Task objective:
Each line of the records that includes "Shell" should be found and copied.

[[ Dataset entries, beginning ]]

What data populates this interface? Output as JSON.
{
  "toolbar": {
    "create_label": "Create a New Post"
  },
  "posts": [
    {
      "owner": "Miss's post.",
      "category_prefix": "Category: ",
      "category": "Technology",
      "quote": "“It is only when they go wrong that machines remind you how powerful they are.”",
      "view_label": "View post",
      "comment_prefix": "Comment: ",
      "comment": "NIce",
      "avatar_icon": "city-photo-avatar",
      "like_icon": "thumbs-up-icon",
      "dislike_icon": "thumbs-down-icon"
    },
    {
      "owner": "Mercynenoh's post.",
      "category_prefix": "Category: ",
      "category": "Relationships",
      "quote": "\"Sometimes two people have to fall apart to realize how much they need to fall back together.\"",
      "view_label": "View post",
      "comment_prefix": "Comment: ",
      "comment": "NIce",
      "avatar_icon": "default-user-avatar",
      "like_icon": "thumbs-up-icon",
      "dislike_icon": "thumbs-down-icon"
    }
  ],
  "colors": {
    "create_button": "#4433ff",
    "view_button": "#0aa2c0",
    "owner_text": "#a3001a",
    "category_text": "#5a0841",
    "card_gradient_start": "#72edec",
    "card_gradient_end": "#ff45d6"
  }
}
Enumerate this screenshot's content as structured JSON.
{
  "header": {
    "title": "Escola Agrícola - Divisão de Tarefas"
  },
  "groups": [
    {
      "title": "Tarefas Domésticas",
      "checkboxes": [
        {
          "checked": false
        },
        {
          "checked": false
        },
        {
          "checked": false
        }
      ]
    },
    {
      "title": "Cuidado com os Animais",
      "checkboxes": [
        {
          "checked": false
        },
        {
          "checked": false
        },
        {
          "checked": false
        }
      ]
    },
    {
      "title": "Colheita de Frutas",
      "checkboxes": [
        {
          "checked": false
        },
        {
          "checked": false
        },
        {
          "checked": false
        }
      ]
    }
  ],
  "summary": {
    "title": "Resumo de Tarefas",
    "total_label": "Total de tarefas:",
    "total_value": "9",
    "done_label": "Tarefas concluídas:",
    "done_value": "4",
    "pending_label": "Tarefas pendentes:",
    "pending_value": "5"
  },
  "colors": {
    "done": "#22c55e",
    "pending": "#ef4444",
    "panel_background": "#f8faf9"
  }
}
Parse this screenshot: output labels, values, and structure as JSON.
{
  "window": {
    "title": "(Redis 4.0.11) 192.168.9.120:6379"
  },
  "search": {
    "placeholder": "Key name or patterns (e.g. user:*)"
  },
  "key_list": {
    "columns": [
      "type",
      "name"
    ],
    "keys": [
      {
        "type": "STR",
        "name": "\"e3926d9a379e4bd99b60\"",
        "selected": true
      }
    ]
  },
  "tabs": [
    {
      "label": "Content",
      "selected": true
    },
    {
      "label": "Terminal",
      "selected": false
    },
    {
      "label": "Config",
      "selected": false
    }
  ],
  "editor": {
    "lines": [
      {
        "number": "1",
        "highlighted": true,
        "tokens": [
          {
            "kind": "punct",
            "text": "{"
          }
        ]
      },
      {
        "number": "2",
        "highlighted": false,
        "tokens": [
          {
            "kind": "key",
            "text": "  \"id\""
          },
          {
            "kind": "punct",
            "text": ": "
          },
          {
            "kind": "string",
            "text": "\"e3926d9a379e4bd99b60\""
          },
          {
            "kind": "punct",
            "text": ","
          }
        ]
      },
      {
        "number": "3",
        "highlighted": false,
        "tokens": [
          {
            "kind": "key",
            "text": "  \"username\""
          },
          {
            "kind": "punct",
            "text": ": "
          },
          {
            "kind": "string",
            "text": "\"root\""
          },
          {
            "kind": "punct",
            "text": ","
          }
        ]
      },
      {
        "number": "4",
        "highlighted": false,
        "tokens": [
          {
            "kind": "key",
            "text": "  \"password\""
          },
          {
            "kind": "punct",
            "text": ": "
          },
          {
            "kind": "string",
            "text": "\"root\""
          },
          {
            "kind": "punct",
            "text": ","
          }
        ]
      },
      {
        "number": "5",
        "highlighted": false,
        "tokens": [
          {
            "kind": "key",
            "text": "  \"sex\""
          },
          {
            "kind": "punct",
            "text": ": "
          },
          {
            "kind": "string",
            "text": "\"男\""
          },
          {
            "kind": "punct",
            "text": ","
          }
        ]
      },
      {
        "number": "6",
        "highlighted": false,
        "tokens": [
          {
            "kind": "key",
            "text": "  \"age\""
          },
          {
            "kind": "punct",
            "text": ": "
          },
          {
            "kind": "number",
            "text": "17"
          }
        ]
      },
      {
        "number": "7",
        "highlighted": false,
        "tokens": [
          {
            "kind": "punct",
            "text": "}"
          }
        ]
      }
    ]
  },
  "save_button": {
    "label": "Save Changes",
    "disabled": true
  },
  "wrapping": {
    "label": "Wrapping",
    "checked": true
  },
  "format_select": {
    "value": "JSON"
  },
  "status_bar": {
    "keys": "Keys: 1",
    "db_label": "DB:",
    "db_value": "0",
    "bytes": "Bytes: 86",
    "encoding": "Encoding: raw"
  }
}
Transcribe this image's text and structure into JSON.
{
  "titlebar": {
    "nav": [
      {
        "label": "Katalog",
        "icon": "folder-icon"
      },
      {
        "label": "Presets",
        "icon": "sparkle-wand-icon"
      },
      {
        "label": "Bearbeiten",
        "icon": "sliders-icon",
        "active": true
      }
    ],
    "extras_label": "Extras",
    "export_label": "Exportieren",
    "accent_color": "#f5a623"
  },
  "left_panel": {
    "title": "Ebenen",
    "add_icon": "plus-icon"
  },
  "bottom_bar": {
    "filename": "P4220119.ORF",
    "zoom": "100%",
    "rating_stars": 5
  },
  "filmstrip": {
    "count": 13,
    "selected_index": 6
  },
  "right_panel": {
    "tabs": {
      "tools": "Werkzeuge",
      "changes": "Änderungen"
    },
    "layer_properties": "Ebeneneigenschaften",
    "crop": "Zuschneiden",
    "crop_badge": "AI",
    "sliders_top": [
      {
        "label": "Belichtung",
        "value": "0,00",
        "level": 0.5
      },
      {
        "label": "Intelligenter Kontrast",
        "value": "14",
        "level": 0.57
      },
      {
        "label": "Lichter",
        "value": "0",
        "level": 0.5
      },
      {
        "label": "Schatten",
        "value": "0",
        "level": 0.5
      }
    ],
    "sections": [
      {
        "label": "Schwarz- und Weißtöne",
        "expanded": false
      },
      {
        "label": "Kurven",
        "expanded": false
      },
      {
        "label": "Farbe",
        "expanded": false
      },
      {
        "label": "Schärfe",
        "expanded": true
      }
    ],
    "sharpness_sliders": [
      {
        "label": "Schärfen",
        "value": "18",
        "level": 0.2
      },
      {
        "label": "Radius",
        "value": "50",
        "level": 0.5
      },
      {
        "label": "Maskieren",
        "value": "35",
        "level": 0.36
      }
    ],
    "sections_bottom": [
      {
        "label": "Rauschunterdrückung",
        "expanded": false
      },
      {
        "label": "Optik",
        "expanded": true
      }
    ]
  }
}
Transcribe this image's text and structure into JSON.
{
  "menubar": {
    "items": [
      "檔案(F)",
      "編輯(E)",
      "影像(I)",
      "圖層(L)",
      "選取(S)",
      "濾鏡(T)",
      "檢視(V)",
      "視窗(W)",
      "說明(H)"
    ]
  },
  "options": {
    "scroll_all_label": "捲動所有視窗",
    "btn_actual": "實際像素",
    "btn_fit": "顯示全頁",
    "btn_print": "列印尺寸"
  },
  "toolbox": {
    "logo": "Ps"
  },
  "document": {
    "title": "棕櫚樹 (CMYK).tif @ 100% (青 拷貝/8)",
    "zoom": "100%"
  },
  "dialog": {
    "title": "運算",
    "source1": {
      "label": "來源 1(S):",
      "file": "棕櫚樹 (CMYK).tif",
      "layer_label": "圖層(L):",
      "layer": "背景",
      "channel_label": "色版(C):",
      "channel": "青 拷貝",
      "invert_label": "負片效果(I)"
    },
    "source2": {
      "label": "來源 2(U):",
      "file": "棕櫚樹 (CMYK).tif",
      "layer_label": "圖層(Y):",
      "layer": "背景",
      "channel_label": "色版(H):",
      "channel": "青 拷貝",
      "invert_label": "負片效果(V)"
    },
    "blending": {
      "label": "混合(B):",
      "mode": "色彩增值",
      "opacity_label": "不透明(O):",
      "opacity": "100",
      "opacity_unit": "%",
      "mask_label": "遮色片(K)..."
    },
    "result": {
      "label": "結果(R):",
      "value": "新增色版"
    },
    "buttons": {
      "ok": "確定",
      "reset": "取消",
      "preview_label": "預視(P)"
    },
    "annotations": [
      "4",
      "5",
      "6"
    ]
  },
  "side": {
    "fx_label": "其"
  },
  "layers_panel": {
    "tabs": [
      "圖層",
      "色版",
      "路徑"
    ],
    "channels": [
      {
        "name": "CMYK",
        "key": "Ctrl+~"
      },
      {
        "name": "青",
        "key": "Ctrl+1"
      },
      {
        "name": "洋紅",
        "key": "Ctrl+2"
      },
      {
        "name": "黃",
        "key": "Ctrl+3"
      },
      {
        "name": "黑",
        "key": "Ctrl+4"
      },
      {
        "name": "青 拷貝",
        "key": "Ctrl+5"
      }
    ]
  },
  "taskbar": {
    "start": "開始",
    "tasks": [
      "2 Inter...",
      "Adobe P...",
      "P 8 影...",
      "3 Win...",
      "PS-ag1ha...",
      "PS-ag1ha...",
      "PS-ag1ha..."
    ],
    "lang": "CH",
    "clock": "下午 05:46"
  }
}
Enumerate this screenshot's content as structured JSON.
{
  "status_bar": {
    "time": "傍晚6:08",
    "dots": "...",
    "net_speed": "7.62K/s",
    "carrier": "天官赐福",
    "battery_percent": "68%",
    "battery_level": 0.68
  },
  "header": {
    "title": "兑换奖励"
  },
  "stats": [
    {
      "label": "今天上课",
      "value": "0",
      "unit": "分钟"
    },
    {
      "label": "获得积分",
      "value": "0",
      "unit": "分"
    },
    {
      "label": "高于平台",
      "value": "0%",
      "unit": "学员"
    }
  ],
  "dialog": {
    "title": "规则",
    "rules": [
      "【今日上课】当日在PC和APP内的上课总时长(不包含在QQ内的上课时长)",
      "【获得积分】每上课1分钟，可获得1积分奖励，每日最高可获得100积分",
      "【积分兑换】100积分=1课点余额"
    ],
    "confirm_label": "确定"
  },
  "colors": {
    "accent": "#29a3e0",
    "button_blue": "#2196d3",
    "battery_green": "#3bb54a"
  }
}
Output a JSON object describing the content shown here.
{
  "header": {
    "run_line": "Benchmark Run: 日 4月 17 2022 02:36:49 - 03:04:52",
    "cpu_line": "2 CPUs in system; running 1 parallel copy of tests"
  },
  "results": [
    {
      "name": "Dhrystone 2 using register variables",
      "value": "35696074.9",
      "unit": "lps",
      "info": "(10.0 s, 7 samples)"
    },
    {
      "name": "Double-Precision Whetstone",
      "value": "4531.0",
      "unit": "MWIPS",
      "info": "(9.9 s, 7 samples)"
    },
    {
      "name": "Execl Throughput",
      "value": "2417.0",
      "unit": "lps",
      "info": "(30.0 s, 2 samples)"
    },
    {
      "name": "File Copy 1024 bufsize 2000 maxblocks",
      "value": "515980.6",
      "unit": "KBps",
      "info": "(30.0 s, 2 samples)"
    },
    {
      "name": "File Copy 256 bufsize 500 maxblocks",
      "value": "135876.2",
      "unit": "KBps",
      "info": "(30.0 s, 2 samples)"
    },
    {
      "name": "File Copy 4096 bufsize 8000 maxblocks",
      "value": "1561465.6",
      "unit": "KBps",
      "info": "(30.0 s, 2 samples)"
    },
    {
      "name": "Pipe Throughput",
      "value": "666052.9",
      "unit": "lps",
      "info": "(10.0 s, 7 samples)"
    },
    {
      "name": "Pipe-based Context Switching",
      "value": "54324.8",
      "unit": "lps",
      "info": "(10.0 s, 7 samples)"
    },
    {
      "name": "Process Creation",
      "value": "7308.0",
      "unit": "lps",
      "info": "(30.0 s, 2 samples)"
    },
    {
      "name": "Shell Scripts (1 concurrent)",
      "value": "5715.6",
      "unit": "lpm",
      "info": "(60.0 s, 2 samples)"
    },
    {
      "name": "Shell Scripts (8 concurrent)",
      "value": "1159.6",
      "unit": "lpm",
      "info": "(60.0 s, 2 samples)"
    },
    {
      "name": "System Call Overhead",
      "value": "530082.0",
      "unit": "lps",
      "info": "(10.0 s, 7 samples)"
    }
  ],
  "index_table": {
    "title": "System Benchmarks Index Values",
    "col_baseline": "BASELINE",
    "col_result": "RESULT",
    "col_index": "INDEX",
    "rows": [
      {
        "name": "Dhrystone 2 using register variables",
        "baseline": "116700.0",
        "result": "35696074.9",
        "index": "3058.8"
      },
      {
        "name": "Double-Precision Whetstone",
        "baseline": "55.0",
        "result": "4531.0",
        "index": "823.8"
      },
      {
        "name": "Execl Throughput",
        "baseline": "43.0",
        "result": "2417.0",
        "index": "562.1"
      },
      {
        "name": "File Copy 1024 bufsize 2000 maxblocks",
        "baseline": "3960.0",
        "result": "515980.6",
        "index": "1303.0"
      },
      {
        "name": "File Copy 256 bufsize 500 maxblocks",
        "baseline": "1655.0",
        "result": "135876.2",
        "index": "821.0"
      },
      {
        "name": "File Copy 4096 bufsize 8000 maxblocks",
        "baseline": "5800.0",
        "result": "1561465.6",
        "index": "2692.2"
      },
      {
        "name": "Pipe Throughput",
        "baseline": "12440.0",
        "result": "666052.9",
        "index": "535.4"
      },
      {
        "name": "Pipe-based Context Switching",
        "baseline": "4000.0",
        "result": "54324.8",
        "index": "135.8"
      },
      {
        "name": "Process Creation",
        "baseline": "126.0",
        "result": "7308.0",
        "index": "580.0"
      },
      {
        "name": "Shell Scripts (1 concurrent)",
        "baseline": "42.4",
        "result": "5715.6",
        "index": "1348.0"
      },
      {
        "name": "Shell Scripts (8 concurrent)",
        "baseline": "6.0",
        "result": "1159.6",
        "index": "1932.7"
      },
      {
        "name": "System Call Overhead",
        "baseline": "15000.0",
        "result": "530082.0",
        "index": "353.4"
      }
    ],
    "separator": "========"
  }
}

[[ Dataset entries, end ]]

Answer to this exercise:
      "name": "Shell Scripts (1 concurrent)",
      "name": "Shell Scripts (8 concurrent)",
        "name": "Shell Scripts (1 concurrent)",
        "name": "Shell Scripts (8 concurrent)",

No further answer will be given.